<<<<
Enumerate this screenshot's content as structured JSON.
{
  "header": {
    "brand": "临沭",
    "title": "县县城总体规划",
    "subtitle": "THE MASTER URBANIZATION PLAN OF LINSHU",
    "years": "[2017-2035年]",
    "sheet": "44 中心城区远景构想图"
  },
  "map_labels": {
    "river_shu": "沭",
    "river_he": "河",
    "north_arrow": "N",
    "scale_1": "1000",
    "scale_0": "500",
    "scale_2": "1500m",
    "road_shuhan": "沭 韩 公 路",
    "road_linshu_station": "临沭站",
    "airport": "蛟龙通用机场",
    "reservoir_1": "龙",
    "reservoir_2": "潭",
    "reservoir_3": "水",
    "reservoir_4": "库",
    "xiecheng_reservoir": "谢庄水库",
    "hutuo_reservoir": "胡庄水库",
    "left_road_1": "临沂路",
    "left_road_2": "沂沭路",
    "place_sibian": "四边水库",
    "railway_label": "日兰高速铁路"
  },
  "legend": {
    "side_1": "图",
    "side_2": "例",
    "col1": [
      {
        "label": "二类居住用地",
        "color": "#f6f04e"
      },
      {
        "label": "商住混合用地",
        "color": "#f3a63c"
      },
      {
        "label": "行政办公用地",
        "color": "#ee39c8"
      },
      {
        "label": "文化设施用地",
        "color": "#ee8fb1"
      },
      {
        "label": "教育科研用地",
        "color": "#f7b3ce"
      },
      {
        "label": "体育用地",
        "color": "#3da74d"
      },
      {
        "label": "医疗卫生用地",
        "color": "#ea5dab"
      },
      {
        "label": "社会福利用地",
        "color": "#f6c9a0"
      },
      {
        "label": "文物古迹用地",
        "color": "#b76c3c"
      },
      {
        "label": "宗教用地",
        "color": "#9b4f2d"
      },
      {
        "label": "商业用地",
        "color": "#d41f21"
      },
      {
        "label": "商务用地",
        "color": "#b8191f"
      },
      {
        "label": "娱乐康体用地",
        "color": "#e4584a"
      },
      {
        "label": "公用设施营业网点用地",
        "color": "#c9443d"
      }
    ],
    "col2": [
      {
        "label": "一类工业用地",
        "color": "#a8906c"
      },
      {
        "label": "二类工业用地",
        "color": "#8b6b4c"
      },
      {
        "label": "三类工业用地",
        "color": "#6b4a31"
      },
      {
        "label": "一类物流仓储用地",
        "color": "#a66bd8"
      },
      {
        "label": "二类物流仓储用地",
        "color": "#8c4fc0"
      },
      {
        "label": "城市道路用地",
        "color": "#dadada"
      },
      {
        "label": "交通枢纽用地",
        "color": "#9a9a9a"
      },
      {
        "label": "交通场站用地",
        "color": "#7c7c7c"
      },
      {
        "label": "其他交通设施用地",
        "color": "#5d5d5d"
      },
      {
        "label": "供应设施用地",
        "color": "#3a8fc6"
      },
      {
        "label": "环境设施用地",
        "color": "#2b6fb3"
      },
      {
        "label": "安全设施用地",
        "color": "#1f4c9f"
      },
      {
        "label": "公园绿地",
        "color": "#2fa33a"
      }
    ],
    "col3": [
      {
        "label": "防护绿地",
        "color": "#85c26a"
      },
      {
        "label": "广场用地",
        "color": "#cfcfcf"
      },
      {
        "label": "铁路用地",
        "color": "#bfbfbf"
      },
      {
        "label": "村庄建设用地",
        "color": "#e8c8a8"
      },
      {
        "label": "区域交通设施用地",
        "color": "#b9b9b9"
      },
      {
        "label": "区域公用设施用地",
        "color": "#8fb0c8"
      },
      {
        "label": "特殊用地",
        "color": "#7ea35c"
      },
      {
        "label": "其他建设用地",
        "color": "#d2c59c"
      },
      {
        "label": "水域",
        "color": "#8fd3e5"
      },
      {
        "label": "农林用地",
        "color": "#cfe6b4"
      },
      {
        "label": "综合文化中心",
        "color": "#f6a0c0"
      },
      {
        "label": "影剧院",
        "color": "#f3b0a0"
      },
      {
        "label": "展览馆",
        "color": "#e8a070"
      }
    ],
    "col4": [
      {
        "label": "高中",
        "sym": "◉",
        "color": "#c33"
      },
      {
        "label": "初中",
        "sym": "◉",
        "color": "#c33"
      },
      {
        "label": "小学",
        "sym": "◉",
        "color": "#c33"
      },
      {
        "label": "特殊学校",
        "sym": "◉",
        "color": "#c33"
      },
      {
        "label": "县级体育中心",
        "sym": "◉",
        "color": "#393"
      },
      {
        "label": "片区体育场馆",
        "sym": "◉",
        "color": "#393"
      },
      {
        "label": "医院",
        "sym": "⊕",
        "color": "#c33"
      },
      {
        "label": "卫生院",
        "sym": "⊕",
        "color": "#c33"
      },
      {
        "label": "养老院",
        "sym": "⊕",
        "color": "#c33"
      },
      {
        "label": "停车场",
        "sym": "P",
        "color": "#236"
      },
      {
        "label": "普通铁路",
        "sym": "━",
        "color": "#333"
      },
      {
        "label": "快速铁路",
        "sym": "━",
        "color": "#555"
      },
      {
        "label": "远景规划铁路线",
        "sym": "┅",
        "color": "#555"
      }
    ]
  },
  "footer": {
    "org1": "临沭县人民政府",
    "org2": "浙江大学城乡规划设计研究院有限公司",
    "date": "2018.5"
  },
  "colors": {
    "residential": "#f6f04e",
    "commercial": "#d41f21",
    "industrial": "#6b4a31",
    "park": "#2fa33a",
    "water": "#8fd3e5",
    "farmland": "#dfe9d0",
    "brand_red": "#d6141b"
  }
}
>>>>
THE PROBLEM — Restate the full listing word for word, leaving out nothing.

TASK RESULT —
Enumerate this screenshot's content as structured JSON.
{
  "header": {
    "brand": "临沭",
    "title": "县县城总体规划",
    "subtitle": "THE MASTER URBANIZATION PLAN OF LINSHU",
    "years": "[2017-2035年]",
    "sheet": "44 中心城区远景构想图"
  },
  "map_labels": {
    "river_shu": "沭",
    "river_he": "河",
    "north_arrow": "N",
    "scale_1": "1000",
    "scale_0": "500",
    "scale_2": "1500m",
    "road_shuhan": "沭 韩 公 路",
    "road_linshu_station": "临沭站",
    "airport": "蛟龙通用机场",
    "reservoir_1": "龙",
    "reservoir_2": "潭",
    "reservoir_3": "水",
    "reservoir_4": "库",
    "xiecheng_reservoir": "谢庄水库",
    "hutuo_reservoir": "胡庄水库",
    "left_road_1": "临沂路",
    "left_road_2": "沂沭路",
    "place_sibian": "四边水库",
    "railway_label": "日兰高速铁路"
  },
  "legend": {
    "side_1": "图",
    "side_2": "例",
    "col1": [
      {
        "label": "二类居住用地",
        "color": "#f6f04e"
      },
      {
        "label": "商住混合用地",
        "color": "#f3a63c"
      },
      {
        "label": "行政办公用地",
        "color": "#ee39c8"
      },
      {
        "label": "文化设施用地",
        "color": "#ee8fb1"
      },
      {
        "label": "教育科研用地",
        "color": "#f7b3ce"
      },
      {
        "label": "体育用地",
        "color": "#3da74d"
      },
      {
        "label": "医疗卫生用地",
        "color": "#ea5dab"
      },
      {
        "label": "社会福利用地",
        "color": "#f6c9a0"
      },
      {
        "label": "文物古迹用地",
        "color": "#b76c3c"
      },
      {
        "label": "宗教用地",
        "color": "#9b4f2d"
      },
      {
        "label": "商业用地",
        "color": "#d41f21"
      },
      {
        "label": "商务用地",
        "color": "#b8191f"
      },
      {
        "label": "娱乐康体用地",
        "color": "#e4584a"
      },
      {
        "label": "公用设施营业网点用地",
        "color": "#c9443d"
      }
    ],
    "col2": [
      {
        "label": "一类工业用地",
        "color": "#a8906c"
      },
      {
        "label": "二类工业用地",
        "color": "#8b6b4c"
      },
      {
        "label": "三类工业用地",
        "color": "#6b4a31"
      },
      {
        "label": "一类物流仓储用地",
        "color": "#a66bd8"
      },
      {
        "label": "二类物流仓储用地",
        "color": "#8c4fc0"
      },
      {
        "label": "城市道路用地",
        "color": "#dadada"
      },
      {
        "label": "交通枢纽用地",
        "color": "#9a9a9a"
      },
      {
        "label": "交通场站用地",
        "color": "#7c7c7c"
      },
      {
        "label": "其他交通设施用地",
        "color": "#5d5d5d"
      },
      {
        "label": "供应设施用地",
        "color": "#3a8fc6"
      },
      {
        "label": "环境设施用地",
        "color": "#2b6fb3"
      },
      {
        "label": "安全设施用地",
        "color": "#1f4c9f"
      },
      {
        "label": "公园绿地",
        "color": "#2fa33a"
      }
    ],
    "col3": [
      {
        "label": "防护绿地",
        "color": "#85c26a"
      },
      {
        "label": "广场用地",
        "color": "#cfcfcf"
      },
      {
        "label": "铁路用地",
        "color": "#bfbfbf"
      },
      {
        "label": "村庄建设用地",
        "color": "#e8c8a8"
      },
      {
        "label": "区域交通设施用地",
        "color": "#b9b9b9"
      },
      {
        "label": "区域公用设施用地",
        "color": "#8fb0c8"
      },
      {
        "label": "特殊用地",
        "color": "#7ea35c"
      },
      {
        "label": "其他建设用地",
        "color": "#d2c59c"
      },
      {
        "label": "水域",
        "color": "#8fd3e5"
      },
      {
        "label": "农林用地",
        "color": "#cfe6b4"
      },
      {
        "label": "综合文化中心",
        "color": "#f6a0c0"
      },
      {
        "label": "影剧院",
        "color": "#f3b0a0"
      },
      {
        "label": "展览馆",
        "color": "#e8a070"
      }
    ],
    "col4": [
      {
        "label": "高中",
        "sym": "◉",
        "color": "#c33"
      },
      {
        "label": "初中",
        "sym": "◉",
        "color": "#c33"
      },
      {
        "label": "小学",
        "sym": "◉",
        "color": "#c33"
      },
      {
        "label": "特殊学校",
        "sym": "◉",
        "color": "#c33"
      },
      {
        "label": "县级体育中心",
        "sym": "◉",
        "color": "#393"
      },
      {
        "label": "片区体育场馆",
        "sym": "◉",
        "color": "#393"
      },
      {
        "label": "医院",
        "sym": "⊕",
        "color": "#c33"
      },
      {
        "label": "卫生院",
        "sym": "⊕",
        "color": "#c33"
      },
      {
        "label": "养老院",
        "sym": "⊕",
        "color": "#c33"
      },
      {
        "label": "停车场",
        "sym": "P",
        "color": "#236"
      },
      {
        "label": "普通铁路",
        "sym": "━",
        "color": "#333"
      },
      {
        "label": "快速铁路",
        "sym": "━",
        "color": "#555"
      },
      {
        "label": "远景规划铁路线",
        "sym": "┅",
        "color": "#555"
      }
    ]
  },
  "footer": {
    "org1": "临沭县人民政府",
    "org2": "浙江大学城乡规划设计研究院有限公司",
    "date": "2018.5"
  },
  "colors": {
    "residential": "#f6f04e",
    "commercial": "#d41f21",
    "industrial": "#6b4a31",
    "park": "#2fa33a",
    "water": "#8fd3e5",
    "farmland": "#dfe9d0",
    "brand_red": "#d6141b"
  }
}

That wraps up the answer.